Off Sydney, NSW (33°47'S) to off eastern, southern and western TAS; temperate, discontinuous (antitropical, eastern North Atlantic, southern Africa, Japan, California, New Zealand). A shark was caught in January 2015 from 700m off Lakes Entrance, VIC.
Tasmania Province (10), Southeast Transition (11), Central Eastern Province (12)
FAO Species Catalogue, Vol.4 Sharks of the world
A body slender and eel-like shark species, with a prominent keels on both sides of abdomen. Head with 6 pairs of gill slits, the lower ends of the first gill slits connected to each other across throat. Snout very short and truncated, mouth terminal on head. Teeth alike in both upper and lower jaws, with three strong cusps and a pair of intermediate cusplets, not saw or bladelike. One dorsal fin. Anal fin larger than dorsal fin. Caudal fin without a subterminal notch.

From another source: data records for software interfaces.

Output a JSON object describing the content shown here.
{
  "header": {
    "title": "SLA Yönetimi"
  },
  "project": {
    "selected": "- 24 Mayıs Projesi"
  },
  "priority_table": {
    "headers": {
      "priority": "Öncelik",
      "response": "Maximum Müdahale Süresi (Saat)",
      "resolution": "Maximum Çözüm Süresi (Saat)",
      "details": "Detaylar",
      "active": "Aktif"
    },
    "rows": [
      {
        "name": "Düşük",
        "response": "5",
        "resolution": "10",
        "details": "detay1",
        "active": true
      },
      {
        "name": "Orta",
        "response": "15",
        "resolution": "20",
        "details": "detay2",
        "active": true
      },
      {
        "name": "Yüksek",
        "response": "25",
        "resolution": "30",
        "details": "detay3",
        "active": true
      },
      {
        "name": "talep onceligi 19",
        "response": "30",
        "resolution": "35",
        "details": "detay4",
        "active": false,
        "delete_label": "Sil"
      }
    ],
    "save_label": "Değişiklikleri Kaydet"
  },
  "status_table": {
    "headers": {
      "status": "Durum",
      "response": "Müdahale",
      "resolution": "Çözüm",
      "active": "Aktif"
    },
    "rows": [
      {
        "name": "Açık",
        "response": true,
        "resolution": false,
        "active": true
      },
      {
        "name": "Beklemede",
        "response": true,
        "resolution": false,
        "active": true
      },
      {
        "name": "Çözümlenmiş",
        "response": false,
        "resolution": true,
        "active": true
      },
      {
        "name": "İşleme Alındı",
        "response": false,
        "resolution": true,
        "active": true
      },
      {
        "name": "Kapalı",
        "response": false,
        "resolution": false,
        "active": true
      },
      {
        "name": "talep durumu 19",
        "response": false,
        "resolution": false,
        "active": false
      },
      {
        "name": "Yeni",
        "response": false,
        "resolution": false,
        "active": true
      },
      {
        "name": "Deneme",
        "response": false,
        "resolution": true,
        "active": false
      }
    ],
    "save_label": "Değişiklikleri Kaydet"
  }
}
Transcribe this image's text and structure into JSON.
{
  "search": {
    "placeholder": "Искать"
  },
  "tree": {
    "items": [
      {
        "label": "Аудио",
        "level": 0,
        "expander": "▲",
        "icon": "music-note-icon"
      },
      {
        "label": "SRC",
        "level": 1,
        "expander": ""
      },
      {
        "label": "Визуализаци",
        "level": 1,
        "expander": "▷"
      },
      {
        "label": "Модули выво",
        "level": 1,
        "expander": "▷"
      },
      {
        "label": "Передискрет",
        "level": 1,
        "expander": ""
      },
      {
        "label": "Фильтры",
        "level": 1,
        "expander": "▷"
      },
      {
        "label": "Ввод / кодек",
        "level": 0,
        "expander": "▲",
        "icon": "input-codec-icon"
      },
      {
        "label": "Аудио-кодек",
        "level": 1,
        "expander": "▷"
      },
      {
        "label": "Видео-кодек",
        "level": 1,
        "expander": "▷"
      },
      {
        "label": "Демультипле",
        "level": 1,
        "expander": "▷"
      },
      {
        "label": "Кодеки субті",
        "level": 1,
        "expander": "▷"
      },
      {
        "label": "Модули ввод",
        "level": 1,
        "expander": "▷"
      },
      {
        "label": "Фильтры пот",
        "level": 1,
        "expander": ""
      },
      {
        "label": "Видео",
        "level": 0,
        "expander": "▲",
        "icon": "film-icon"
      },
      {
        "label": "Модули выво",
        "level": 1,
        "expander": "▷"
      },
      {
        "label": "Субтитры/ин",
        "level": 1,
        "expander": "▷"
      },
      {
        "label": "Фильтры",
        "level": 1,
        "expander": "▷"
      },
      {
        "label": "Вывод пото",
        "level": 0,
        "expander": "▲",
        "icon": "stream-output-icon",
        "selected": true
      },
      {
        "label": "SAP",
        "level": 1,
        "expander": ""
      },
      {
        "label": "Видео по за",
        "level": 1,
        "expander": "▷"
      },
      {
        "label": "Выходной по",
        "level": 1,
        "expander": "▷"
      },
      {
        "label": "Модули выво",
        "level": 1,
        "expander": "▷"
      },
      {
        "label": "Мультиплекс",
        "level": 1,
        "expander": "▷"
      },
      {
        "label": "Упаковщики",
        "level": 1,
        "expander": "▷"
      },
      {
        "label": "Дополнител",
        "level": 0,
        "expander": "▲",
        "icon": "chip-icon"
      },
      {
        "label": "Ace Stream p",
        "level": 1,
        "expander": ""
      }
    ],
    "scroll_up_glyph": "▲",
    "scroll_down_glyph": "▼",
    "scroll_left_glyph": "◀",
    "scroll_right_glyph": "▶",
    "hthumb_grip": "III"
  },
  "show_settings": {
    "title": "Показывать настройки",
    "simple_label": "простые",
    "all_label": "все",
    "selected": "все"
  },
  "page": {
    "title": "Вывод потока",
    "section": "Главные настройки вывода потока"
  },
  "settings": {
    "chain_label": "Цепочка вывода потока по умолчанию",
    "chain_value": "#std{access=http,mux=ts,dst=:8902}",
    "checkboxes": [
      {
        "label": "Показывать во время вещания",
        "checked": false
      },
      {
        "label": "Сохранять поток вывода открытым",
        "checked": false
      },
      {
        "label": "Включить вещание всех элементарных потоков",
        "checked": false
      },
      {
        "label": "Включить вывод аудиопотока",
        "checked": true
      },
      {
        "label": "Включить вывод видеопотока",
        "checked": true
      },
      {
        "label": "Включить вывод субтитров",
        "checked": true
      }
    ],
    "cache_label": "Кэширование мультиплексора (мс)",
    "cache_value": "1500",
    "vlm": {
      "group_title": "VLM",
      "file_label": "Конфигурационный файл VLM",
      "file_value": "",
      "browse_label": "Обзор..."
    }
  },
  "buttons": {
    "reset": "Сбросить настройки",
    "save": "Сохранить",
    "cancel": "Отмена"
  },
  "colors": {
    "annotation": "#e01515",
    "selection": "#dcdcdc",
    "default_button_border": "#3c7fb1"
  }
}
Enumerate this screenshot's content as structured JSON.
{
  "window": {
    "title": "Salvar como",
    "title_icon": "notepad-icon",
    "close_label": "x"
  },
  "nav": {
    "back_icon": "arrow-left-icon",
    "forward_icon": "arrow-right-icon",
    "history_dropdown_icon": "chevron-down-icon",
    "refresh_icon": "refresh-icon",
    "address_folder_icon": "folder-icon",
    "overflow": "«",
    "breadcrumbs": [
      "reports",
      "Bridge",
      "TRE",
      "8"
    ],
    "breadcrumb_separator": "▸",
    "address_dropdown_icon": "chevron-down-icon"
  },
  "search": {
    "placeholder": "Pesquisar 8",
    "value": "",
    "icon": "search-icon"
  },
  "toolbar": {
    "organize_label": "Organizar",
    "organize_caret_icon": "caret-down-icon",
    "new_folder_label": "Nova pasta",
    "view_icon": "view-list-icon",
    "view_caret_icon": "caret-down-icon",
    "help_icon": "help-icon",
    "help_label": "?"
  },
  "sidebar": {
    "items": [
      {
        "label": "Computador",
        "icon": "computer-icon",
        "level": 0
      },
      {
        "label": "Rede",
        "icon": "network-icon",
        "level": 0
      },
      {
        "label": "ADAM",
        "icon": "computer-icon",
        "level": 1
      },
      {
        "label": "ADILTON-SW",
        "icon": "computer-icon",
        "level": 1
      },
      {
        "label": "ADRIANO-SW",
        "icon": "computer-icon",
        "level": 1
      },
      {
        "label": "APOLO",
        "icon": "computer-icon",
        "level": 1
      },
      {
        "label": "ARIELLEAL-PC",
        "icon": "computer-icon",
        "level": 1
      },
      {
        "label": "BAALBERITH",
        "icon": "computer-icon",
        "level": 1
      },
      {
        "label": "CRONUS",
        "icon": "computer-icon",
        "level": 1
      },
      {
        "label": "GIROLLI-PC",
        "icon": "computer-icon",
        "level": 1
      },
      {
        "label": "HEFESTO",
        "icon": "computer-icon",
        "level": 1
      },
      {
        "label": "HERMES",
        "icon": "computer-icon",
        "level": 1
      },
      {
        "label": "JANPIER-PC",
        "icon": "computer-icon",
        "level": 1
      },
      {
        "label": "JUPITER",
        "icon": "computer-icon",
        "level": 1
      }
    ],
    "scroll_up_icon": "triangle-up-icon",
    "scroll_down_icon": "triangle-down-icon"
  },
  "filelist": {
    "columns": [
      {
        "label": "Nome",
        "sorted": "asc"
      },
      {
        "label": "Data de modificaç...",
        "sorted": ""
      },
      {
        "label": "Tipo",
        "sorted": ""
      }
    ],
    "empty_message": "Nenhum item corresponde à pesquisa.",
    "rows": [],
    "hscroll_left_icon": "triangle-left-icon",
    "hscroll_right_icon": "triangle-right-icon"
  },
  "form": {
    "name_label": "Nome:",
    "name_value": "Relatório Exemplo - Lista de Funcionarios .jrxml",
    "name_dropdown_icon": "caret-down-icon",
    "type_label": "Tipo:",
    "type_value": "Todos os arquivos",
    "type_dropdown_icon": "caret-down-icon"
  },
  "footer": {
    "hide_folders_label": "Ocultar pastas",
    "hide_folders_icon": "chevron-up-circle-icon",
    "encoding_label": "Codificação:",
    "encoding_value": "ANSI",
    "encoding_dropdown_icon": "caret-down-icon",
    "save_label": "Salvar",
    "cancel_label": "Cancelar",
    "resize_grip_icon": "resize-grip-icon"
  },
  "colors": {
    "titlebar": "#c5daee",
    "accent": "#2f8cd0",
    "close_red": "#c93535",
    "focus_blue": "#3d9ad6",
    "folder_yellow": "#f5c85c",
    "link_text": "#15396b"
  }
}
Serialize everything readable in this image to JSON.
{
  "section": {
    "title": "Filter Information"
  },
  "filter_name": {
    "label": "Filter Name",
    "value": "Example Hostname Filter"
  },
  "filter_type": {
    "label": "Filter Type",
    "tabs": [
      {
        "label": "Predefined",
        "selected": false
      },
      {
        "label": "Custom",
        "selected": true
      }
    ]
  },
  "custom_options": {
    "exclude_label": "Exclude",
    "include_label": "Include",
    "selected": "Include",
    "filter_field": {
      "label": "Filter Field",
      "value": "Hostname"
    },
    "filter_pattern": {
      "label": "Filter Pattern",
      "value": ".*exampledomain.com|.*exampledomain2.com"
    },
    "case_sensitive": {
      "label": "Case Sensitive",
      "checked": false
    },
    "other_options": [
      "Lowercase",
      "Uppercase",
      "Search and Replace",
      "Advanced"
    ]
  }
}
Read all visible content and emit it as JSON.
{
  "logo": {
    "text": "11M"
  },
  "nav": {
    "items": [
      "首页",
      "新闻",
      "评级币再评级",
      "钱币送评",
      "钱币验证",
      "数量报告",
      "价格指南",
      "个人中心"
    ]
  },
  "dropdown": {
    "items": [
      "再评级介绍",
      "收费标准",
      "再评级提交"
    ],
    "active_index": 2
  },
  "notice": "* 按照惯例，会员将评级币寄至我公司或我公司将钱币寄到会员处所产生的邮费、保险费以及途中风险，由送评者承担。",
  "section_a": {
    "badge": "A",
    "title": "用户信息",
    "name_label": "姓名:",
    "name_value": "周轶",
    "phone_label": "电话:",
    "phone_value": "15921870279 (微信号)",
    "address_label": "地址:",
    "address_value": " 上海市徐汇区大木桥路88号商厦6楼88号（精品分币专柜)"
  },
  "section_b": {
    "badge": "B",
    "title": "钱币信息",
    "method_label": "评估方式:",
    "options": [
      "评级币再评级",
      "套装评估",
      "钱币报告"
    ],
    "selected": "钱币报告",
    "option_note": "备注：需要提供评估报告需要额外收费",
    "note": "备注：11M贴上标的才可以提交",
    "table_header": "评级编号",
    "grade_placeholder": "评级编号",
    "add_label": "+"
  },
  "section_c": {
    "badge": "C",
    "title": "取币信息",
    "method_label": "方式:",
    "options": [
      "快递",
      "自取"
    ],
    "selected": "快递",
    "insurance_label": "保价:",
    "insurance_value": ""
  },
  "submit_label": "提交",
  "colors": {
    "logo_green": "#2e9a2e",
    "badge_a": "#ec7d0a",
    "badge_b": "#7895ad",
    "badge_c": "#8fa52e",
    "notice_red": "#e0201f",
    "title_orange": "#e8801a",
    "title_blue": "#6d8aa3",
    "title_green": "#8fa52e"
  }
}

A very rare, little known deepwater shark. Benthic on the outer continental and insular shelves and upper slopes, at depth 120-1280. Ovoviviparous, number of embryos 8-12. Maximum size about 196 cm, size at birth estimated to be about 39 cm. Size at matur
Eastern Atlantic from northern Norway to the Atlantic Slope off northern Scotland and western Ireland, France, Spain, Portugal, Morocco, Mauritania, Madeira, Angola, northern Namibia. Western Indian Ocean off South Africa. Western Pacific off Japan, Taiwa
This species were taken incidentally in bottom trawls catches. Stock size is very limited. Utilized for fishmeal for human consumption.
Wide-ranging but with patchy distribution. Western Indian Ocean: off South Africa. Western Pacific: off Japan to New Zealand. Eastern Pacific: southern California, USA to northern Chile. Eastern Atlantic: northern Norway to northern Namibia, possibly the eastern Cape of Good Hope, South Africa. Three specimens have been recorded from the western Atlantic (Ref.
Length at first maturity / Size / Weight / Age
, range 135 - 150 cm
Max length : 200 cm TL male/unsexed; (Ref.
: 146 - 171. Eel-like shark with 6 gill slits, the lower ends of the first gill slits connected t each other across throat (Ref.
). Dark brown or grey in color, sometimes paler below (Ref.
). Dorsal fin small and lobe-like originating over pelvic fin bases to behind anal fin origin (Ref.
). Anal fin larger than dorsal fin (Ref.
). Pectoral fins small and paddle-shaped (Ref.
). Caudal fin with weak ventral lobe and without subterminal notch (Ref.
). Terminal mouth with tricuspid teeth in both jaws (Ref.
An uncommon primitive shark (Ref.
) found on outer continental and insular shelves and upper slopes, usually between 120 and 1,280 m but occasionally caught at the surface (Ref.
). Feeds on other sharks, squid and bony fish (Ref.
). Ovoviviparous (Ref.
), litter size ranges from 2 to 10 (Ref.
). Not dangerous but teeth are sharp enough to inflict lacerations on the hands of the unwary scientist examining its mouth (Ref.
). Incidental in bottom trawl catches and utilized as fishmeal and as food fish (Ref.
Ovoviviparous, embryos feed solely on yolk (Ref.
). Number of young 2 to 15 (Ref.
). Gestation period is probably very long, one to two years (Ref.
). Size at birth 40-60 cm (Ref.
). Distinct pairing with embrace (Ref.
, 1984. FAO Species Catalogue. Vol. 4. Sharks of the world. An annotated and illustrated catalogue of shark species known to date. Part 1 - Hexanchiformes to Lamniformes. FAO Fish. Synop. 125(4/1):1-249. Rome, FAO. (Ref.